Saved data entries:

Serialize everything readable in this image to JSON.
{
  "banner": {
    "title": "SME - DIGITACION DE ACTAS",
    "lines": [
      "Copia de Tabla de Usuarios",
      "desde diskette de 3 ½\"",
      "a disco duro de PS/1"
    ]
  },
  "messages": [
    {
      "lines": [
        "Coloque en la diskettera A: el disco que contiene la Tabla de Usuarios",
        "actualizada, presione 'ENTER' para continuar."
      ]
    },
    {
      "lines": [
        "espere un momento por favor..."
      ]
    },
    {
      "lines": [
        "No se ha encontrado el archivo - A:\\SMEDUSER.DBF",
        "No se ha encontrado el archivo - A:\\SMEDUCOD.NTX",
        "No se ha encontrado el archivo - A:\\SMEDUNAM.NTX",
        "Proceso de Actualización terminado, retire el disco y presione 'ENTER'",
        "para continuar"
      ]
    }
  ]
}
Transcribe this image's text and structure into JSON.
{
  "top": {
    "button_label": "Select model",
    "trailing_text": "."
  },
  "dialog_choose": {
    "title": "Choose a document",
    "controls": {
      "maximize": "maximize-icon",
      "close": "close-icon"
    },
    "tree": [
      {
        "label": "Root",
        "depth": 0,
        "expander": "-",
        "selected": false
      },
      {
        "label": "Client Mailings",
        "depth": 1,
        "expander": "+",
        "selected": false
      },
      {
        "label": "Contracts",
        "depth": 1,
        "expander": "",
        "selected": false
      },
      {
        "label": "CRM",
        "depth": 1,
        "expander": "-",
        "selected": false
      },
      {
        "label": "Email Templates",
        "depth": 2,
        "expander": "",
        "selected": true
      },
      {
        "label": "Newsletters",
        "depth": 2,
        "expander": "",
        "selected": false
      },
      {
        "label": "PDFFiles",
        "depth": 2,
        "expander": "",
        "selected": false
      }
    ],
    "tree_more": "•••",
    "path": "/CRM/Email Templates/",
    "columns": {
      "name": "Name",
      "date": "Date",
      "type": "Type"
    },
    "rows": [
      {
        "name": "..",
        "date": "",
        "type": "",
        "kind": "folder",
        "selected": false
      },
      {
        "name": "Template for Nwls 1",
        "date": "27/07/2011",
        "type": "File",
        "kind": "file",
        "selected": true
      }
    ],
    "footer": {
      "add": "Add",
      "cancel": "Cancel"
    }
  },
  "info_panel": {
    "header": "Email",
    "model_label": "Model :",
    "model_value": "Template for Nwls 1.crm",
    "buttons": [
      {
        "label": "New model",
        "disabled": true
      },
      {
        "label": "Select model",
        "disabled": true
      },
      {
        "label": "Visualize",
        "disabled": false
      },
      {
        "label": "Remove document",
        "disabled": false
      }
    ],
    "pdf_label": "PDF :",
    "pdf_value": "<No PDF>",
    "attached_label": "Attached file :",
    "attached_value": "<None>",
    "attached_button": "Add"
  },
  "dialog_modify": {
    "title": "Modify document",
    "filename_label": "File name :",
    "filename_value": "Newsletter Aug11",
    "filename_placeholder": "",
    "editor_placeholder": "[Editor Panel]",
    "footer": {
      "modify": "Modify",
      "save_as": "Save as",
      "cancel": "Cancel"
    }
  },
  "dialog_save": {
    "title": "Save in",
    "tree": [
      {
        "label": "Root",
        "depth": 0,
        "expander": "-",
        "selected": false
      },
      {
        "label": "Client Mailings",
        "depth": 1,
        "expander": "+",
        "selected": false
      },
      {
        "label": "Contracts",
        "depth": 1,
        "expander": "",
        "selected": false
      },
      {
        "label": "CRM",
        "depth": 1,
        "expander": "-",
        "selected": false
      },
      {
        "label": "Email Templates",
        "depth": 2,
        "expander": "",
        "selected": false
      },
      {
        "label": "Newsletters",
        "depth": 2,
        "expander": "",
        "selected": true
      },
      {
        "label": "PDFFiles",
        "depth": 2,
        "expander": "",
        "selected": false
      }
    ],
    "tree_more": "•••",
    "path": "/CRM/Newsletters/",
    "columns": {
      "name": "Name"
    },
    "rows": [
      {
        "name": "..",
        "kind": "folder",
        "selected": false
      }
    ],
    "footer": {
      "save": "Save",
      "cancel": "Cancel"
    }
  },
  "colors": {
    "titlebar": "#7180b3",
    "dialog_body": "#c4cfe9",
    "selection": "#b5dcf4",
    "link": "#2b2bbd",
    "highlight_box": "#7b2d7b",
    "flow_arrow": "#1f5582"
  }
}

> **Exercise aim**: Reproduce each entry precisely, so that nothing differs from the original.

> **Answer below**:
Serialize everything readable in this image to JSON.
{
  "banner": {
    "title": "SME - DIGITACION DE ACTAS",
    "lines": [
      "Copia de Tabla de Usuarios",
      "desde diskette de 3 ½\"",
      "a disco duro de PS/1"
    ]
  },
  "messages": [
    {
      "lines": [
        "Coloque en la diskettera A: el disco que contiene la Tabla de Usuarios",
        "actualizada, presione 'ENTER' para continuar."
      ]
    },
    {
      "lines": [
        "espere un momento por favor..."
      ]
    },
    {
      "lines": [
        "No se ha encontrado el archivo - A:\\SMEDUSER.DBF",
        "No se ha encontrado el archivo - A:\\SMEDUCOD.NTX",
        "No se ha encontrado el archivo - A:\\SMEDUNAM.NTX",
        "Proceso de Actualización terminado, retire el disco y presione 'ENTER'",
        "para continuar"
      ]
    }
  ]
}
Transcribe this image's text and structure into JSON.
{
  "top": {
    "button_label": "Select model",
    "trailing_text": "."
  },
  "dialog_choose": {
    "title": "Choose a document",
    "controls": {
      "maximize": "maximize-icon",
      "close": "close-icon"
    },
    "tree": [
      {
        "label": "Root",
        "depth": 0,
        "expander": "-",
        "selected": false
      },
      {
        "label": "Client Mailings",
        "depth": 1,
        "expander": "+",
        "selected": false
      },
      {
        "label": "Contracts",
        "depth": 1,
        "expander": "",
        "selected": false
      },
      {
        "label": "CRM",
        "depth": 1,
        "expander": "-",
        "selected": false
      },
      {
        "label": "Email Templates",
        "depth": 2,
        "expander": "",
        "selected": true
      },
      {
        "label": "Newsletters",
        "depth": 2,
        "expander": "",
        "selected": false
      },
      {
        "label": "PDFFiles",
        "depth": 2,
        "expander": "",
        "selected": false
      }
    ],
    "tree_more": "•••",
    "path": "/CRM/Email Templates/",
    "columns": {
      "name": "Name",
      "date": "Date",
      "type": "Type"
    },
    "rows": [
      {
        "name": "..",
        "date": "",
        "type": "",
        "kind": "folder",
        "selected": false
      },
      {
        "name": "Template for Nwls 1",
        "date": "27/07/2011",
        "type": "File",
        "kind": "file",
        "selected": true
      }
    ],
    "footer": {
      "add": "Add",
      "cancel": "Cancel"
    }
  },
  "info_panel": {
    "header": "Email",
    "model_label": "Model :",
    "model_value": "Template for Nwls 1.crm",
    "buttons": [
      {
        "label": "New model",
        "disabled": true
      },
      {
        "label": "Select model",
        "disabled": true
      },
      {
        "label": "Visualize",
        "disabled": false
      },
      {
        "label": "Remove document",
        "disabled": false
      }
    ],
    "pdf_label": "PDF :",
    "pdf_value": "<No PDF>",
    "attached_label": "Attached file :",
    "attached_value": "<None>",
    "attached_button": "Add"
  },
  "dialog_modify": {
    "title": "Modify document",
    "filename_label": "File name :",
    "filename_value": "Newsletter Aug11",
    "filename_placeholder": "",
    "editor_placeholder": "[Editor Panel]",
    "footer": {
      "modify": "Modify",
      "save_as": "Save as",
      "cancel": "Cancel"
    }
  },
  "dialog_save": {
    "title": "Save in",
    "tree": [
      {
        "label": "Root",
        "depth": 0,
        "expander": "-",
        "selected": false
      },
      {
        "label": "Client Mailings",
        "depth": 1,
        "expander": "+",
        "selected": false
      },
      {
        "label": "Contracts",
        "depth": 1,
        "expander": "",
        "selected": false
      },
      {
        "label": "CRM",
        "depth": 1,
        "expander": "-",
        "selected": false
      },
      {
        "label": "Email Templates",
        "depth": 2,
        "expander": "",
        "selected": false
      },
      {
        "label": "Newsletters",
        "depth": 2,
        "expander": "",
        "selected": true
      },
      {
        "label": "PDFFiles",
        "depth": 2,
        "expander": "",
        "selected": false
      }
    ],
    "tree_more": "•••",
    "path": "/CRM/Newsletters/",
    "columns": {
      "name": "Name"
    },
    "rows": [
      {
        "name": "..",
        "kind": "folder",
        "selected": false
      }
    ],
    "footer": {
      "save": "Save",
      "cancel": "Cancel"
    }
  },
  "colors": {
    "titlebar": "#7180b3",
    "dialog_body": "#c4cfe9",
    "selection": "#b5dcf4",
    "link": "#2b2bbd",
    "highlight_box": "#7b2d7b",
    "flow_arrow": "#1f5582"
  }
}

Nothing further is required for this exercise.